Marina Adshade is an economist at Dalhousie University. She writes regularly on the economics of sex and love on her blog Dollars and Sex



The first thing I noticed as I piled onto the Paris Metro last Monday morning, along with thousands of other parents taking their reluctant children for their first day of school, was the picture of a smiling and waving Anne Sinclair holding the hand of her husband Dominique Strauss-Kahn plastered on the front of every newspaper.



DSK has arrived at his home in Paris looking every bit the part of returning hero greeted by cheering fans and well wishers. Not everyone agrees, but while the current consensus may be that the French are saying "Non!" to the possibility of a DSK revival, if that is what he is looking for he couldn't ask for a better economic climate.

Last week, Europeans got the bad economic news; the economy shrank by 0.2 per cent in the second quarter of 2011. The poorly performing German economy has helped contribute to the slide with economic growth down from 1.5 per cent in the first quarter to only 0.1 per cent.

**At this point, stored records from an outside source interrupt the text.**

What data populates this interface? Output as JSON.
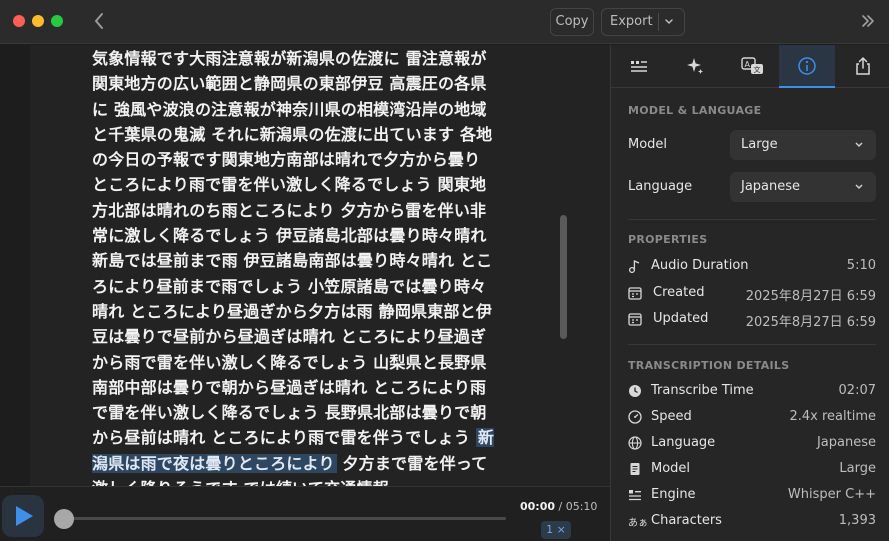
{
  "toolbar": {
    "back_icon": "chevron-left-icon",
    "copy_label": "Copy",
    "export_label": "Export",
    "sidebar_toggle_icon": "double-chevron-right-icon"
  },
  "transcript": {
    "text_before": "気象情報です大雨注意報が新潟県の佐渡に 雷注意報が関東地方の広い範囲と静岡県の東部伊豆 高震圧の各県に 強風や波浪の注意報が神奈川県の相模湾沿岸の地域と千葉県の鬼滅 それに新潟県の佐渡に出ています 各地の今日の予報です関東地方南部は晴れで夕方から曇り ところにより雨で雷を伴い激しく降るでしょう 関東地方北部は晴れのち雨ところにより 夕方から雷を伴い非常に激しく降るでしょう 伊豆諸島北部は曇り時々晴れ 新島では昼前まで雨 伊豆諸島南部は曇り時々晴れ ところにより昼前まで雨でしょう 小笠原諸島では曇り時々晴れ ところにより昼過ぎから夕方は雨 静岡県東部と伊豆は曇りで昼前から昼過ぎは晴れ ところにより昼過ぎから雨で雷を伴い激しく降るでしょう 山梨県と長野県南部中部は曇りで朝から昼過ぎは晴れ ところにより雨で雷を伴い激しく降るでしょう 長野県北部は曇りで朝から昼前は晴れ ところにより雨で雷を伴うでしょう ",
    "text_highlighted": "新潟県は雨で夜は曇りところにより",
    "text_after": " 夕方まで雷を伴って激しく降りそうです では続いて交通情報"
  },
  "player": {
    "current_time": "00:00",
    "separator": " / ",
    "total_time": "05:10",
    "speed_label": "1 ×",
    "progress": 0
  },
  "sidebar": {
    "tabs": [
      {
        "name": "transcript-tab",
        "icon": "quote-list-icon"
      },
      {
        "name": "ai-tab",
        "icon": "sparkles-icon"
      },
      {
        "name": "translate-tab",
        "icon": "translate-icon"
      },
      {
        "name": "info-tab",
        "icon": "info-icon",
        "active": true
      },
      {
        "name": "share-tab",
        "icon": "share-icon"
      }
    ],
    "model_language": {
      "title": "MODEL & LANGUAGE",
      "model_label": "Model",
      "model_value": "Large",
      "language_label": "Language",
      "language_value": "Japanese"
    },
    "properties": {
      "title": "PROPERTIES",
      "audio_duration_label": "Audio Duration",
      "audio_duration_value": "5:10",
      "created_label": "Created",
      "created_value": "2025年8月27日 6:59",
      "updated_label": "Updated",
      "updated_value": "2025年8月27日 6:59"
    },
    "details": {
      "title": "TRANSCRIPTION DETAILS",
      "transcribe_time_label": "Transcribe Time",
      "transcribe_time_value": "02:07",
      "speed_label": "Speed",
      "speed_value": "2.4x realtime",
      "language_label": "Language",
      "language_value": "Japanese",
      "model_label": "Model",
      "model_value": "Large",
      "engine_label": "Engine",
      "engine_value": "Whisper C++",
      "characters_label": "Characters",
      "characters_value": "1,393",
      "characters_icon_text": "あぁ"
    }
  },
  "colors": {
    "accent": "#3d8fe8",
    "highlight_bg": "#2f4660"
  }
}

But France's stagnating economy is playing its part, with the economy contracting by 0.9 per cent after an encouraging expansion of 1 per cent in the first quarter. Unemployment is showing a meagre improvement (down by 0.1 percentage points to 9.1 per cent) but is still almost 2 percentage points higher that its pre-recession level; more than 2.8 million people are looking for work.

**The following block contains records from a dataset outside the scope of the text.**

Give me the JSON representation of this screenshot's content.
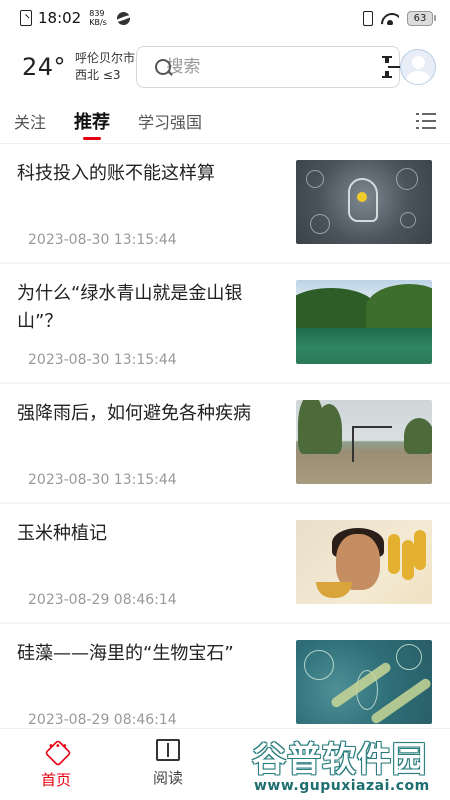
{
  "status_bar": {
    "time": "18:02",
    "net_speed_value": "839",
    "net_speed_unit": "KB/s",
    "battery": "63"
  },
  "header": {
    "temperature": "24°",
    "city": "呼伦贝尔市",
    "wind": "西北 ≤3",
    "search_placeholder": "搜索"
  },
  "tabs": [
    {
      "label": "关注",
      "active": false
    },
    {
      "label": "推荐",
      "active": true
    },
    {
      "label": "学习强国",
      "active": false
    }
  ],
  "feed": [
    {
      "title": "科技投入的账不能这样算",
      "date": "2023-08-30 13:15:44",
      "image": "tech-brain-image"
    },
    {
      "title": "为什么“绿水青山就是金山银山”？",
      "date": "2023-08-30 13:15:44",
      "image": "green-lake-image"
    },
    {
      "title": "强降雨后，如何避免各种疾病",
      "date": "2023-08-30 13:15:44",
      "image": "flooded-street-image"
    },
    {
      "title": "玉米种植记",
      "date": "2023-08-29 08:46:14",
      "image": "corn-painting-image"
    },
    {
      "title": "硅藻——海里的“生物宝石”",
      "date": "2023-08-29 08:46:14",
      "image": "diatom-image"
    }
  ],
  "bottom_nav": [
    {
      "label": "首页",
      "active": true
    },
    {
      "label": "阅读",
      "active": false
    }
  ],
  "watermark": {
    "main": "谷普软件园",
    "url": "www.gupuxiazai.com"
  },
  "colors": {
    "accent": "#e60012",
    "watermark": "#2a7c7d"
  }
}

The government here may be dismissing fears that the economy is returning to recession, but at the same time has proposed spending cuts and tax increases of €11-billion ($16-billion) to help pay for new aid for Greece. With France in the position of helping to bail out weaker euro zone countries, it is not in a good position to stimulate its own economy and, in fact, it is being pushed into taking measures that will further exacerbate its own economic condition.

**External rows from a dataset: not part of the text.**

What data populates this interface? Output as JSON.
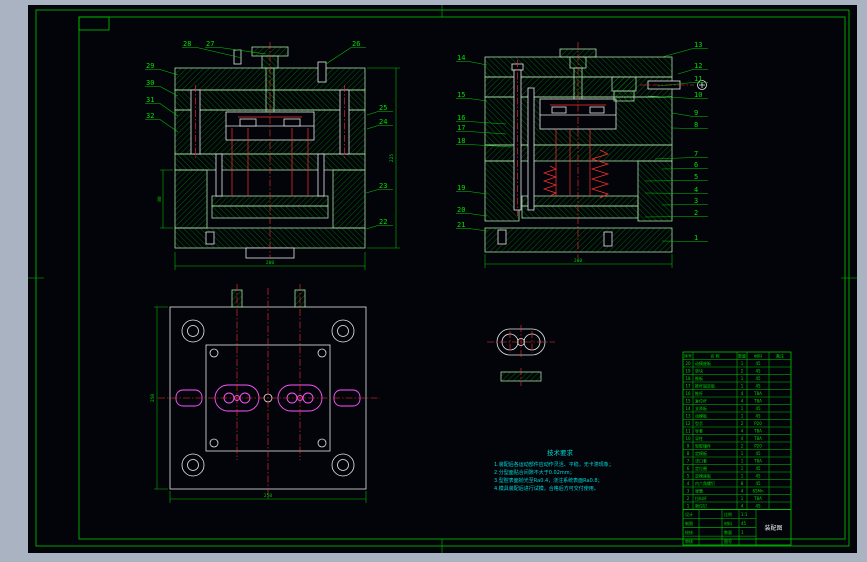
{
  "window": {
    "bg": "#a9b3c1",
    "canvas_bg": "#020409",
    "frame_color": "#00c800"
  },
  "view1": {
    "callouts_top": [
      "28",
      "27",
      "26"
    ],
    "callouts_left": [
      "29",
      "30",
      "31",
      "32"
    ],
    "callouts_right": [
      "25",
      "24",
      "23",
      "22"
    ],
    "dim_width": "200",
    "dim_height": "225",
    "dim_spacer": "80"
  },
  "view2": {
    "callouts_left": [
      "14",
      "15",
      "16",
      "17",
      "18",
      "19",
      "20",
      "21"
    ],
    "callouts_right": [
      "13",
      "12",
      "11",
      "10",
      "9",
      "8",
      "7",
      "6",
      "5",
      "4",
      "3",
      "2",
      "1"
    ],
    "dim_width": "200"
  },
  "view3": {
    "dim_left": "250",
    "dim_bottom": "250"
  },
  "notes": {
    "title": "技术要求",
    "lines": [
      "1.装配后各运动部件应动作灵活、平稳，无卡滞现象；",
      "2.分型面贴合间隙不大于0.02mm；",
      "3.型腔表面抛光至Ra0.4，浇注系统表面Ra0.8；",
      "4.模具装配后进行试模，合格后方可交付使用。"
    ]
  },
  "parts_table": {
    "headers": [
      "序号",
      "名  称",
      "数量",
      "材料",
      "备注"
    ],
    "rows": [
      [
        "20",
        "动模座板",
        "1",
        "45",
        ""
      ],
      [
        "19",
        "垫块",
        "2",
        "45",
        ""
      ],
      [
        "18",
        "推板",
        "1",
        "45",
        ""
      ],
      [
        "17",
        "推杆固定板",
        "1",
        "45",
        ""
      ],
      [
        "16",
        "推杆",
        "4",
        "T8A",
        ""
      ],
      [
        "15",
        "复位杆",
        "4",
        "T8A",
        ""
      ],
      [
        "14",
        "支承板",
        "1",
        "45",
        ""
      ],
      [
        "13",
        "动模板",
        "1",
        "45",
        ""
      ],
      [
        "12",
        "型芯",
        "2",
        "P20",
        ""
      ],
      [
        "11",
        "导套",
        "4",
        "T8A",
        ""
      ],
      [
        "10",
        "导柱",
        "4",
        "T8A",
        ""
      ],
      [
        "9",
        "型腔镶件",
        "2",
        "P20",
        ""
      ],
      [
        "8",
        "定模板",
        "1",
        "45",
        ""
      ],
      [
        "7",
        "浇口套",
        "1",
        "T8A",
        ""
      ],
      [
        "6",
        "定位圈",
        "1",
        "45",
        ""
      ],
      [
        "5",
        "定模座板",
        "1",
        "45",
        ""
      ],
      [
        "4",
        "内六角螺钉",
        "8",
        "45",
        ""
      ],
      [
        "3",
        "弹簧",
        "4",
        "65Mn",
        ""
      ],
      [
        "2",
        "拉料杆",
        "1",
        "T8A",
        ""
      ],
      [
        "1",
        "限位钉",
        "4",
        "45",
        ""
      ]
    ]
  },
  "title_block": {
    "labels": {
      "design": "设计",
      "draft": "制图",
      "check": "校核",
      "approve": "审核",
      "scale": "比例",
      "material": "材料",
      "qty": "数量",
      "sheet": "图号"
    },
    "values": {
      "scale": "1:1",
      "material": "45",
      "qty": "1"
    },
    "drawing_title": "装配图"
  }
}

It seems to me that right now a hero is exactly what France needs.

If economic times were good there is little doubt that DSK would now find himself reconciled to a quiet life. Times are not good though, and there are those who will argue that France needs leaders who can make tough economic decisions, regardless of their personal behaviour. I am not saying that he is the only man for the job, in fact I doubt that is true. There is a perception, though, that he is, and that might just be enough for the men who line up every morning in front of temporary employment offices; you could hardly blame them if they believe that forgiving this leader for his offenses is a small price to pay to have food on their tables.

"Bonne chance!" shouted one well-wisher when the former IMF leader arrived at Charles de Gaulle Airport Sunday morning. Well, good luck indeed for Dominique Strauss-Kahn that economy is failing to recover; it makes it difficult for France to dispense with this powerful man.